Rowing well is all about cadence. There’s the seat you sit on that slides up and down a track. You push off a footboard with your legs, roll out your back and chest and then pull with your arms gracefully and mindfully. Every motion requires presence in the boat. If your head is not in the boat, your body will soon follow. You reverse the “legs back arms” motion as you roll back up “arms back legs” to start it all over again.
People misconceive that rowing is all arms. Rowing in a rowboat or a dinghy is all arms and back, but rowing in a racing shell is mostly legs, with about 60% of the drive, the core (abs and back) another 25% and the arms finishing up at about 15% of the motion. The boat moves beneath you, so the seat’s sliding is really an action of the boat’s movement rather than your calves pulling yourself back up to start.
After I’d had enough of upriver, I came back to the dock and went toward Sandy Run. The time of day when I took these pics was around 1:30 and the sun was lowering and it showed how its reflection danced on the water. You can see where I’ve been by looking at my boat’s stream trail. In the foreground, you can see where my oars dipped, depicted by darker patches in the water on either side of the stream.
The motion is like a leg press and your body swings from the hips narrowly between the 11 and 1 positions on a clock. Your intention is that everything is balanced, smooth and calm. Power and speed come in when you’ve got that down. It is wonderful work for the body and soul.
When you’re rowing recreationally, the cadence and motions are up to you, there is no need to power through everything. Today, it was so calming and soothing, like rocking in a chair, in the lap of a loving mother wrapped in a blanket in the sun. The eyes remain open and soft and the back is straight, never hunched.
And so you go: legs back arms … arms back legs … legs back arms … arms back legs…
As you continue, you see nature: herons perching, turtles sunbathing on rocks, fish jumping, ospreys diving and the noble bald eagles resting on the banks of the river taking a break from their mighty hunts. Nature has only the seasons and the sun to tell her time. You are in no rush. The moments repeat as long as you need or want them to.
This day, I saw a small sand-colored spider on the water, trying to navigate. Behind her she had let loose some silk. The sun was so bright, her silk caught its rays. I saw it wafting, floating in the air atop the draft getting longer and longer still, like a fly fisherman letting out his line.

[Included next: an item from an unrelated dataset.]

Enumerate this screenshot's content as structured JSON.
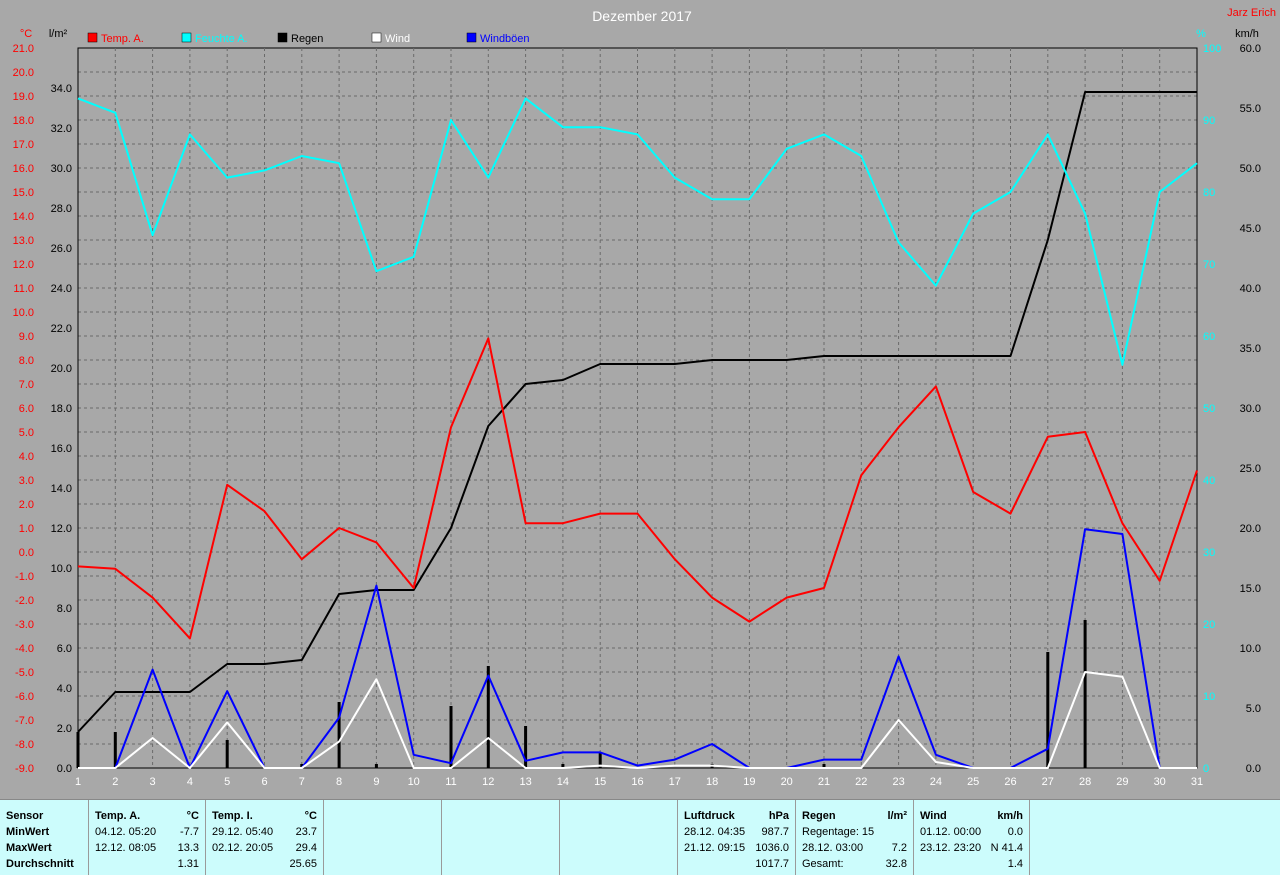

The breeze caught her silk line and took her around to the bow of my boat and over to the other side of the water. I pulled in my blade in to get out of her way and not soon after: up she went. Riding on the air and she floated up, up and away into the trees on the other side of the water. I trained my eye on her, this ever smaller tan dot, in contrast with the shadows in the woods. I followed her ascent into the birch, maple or oak she was about to call home. And I just sat there, marveling at my smallness and nature’s beauty. If she could do that, walk on water, fly and land in a new tree I can be whom I’m meant to be too …
Beneath the boat, the water swims and glances its hull. When your balance is perfect, you can hear the water tick, tick, tick-tickling the underside, and shissshing the sides. Your oar’s blade dips into the water, your legs push you back, the blade comes toward your feet your back sways from the hips and the blade lifts out as you push your hands down, twist them slightly to feather the blade and do it again.
Legs back arms … arms back legs … legs back arms … arms back legs…
These moments are there, waiting for you for as long or as little as you need. The rocking feeds the spirit and if you’re like me, when you finally lie down at night ready for sleep, you feel like you’re still in the shell, rocking back and forth, with your body’s memories lulling you to sleep.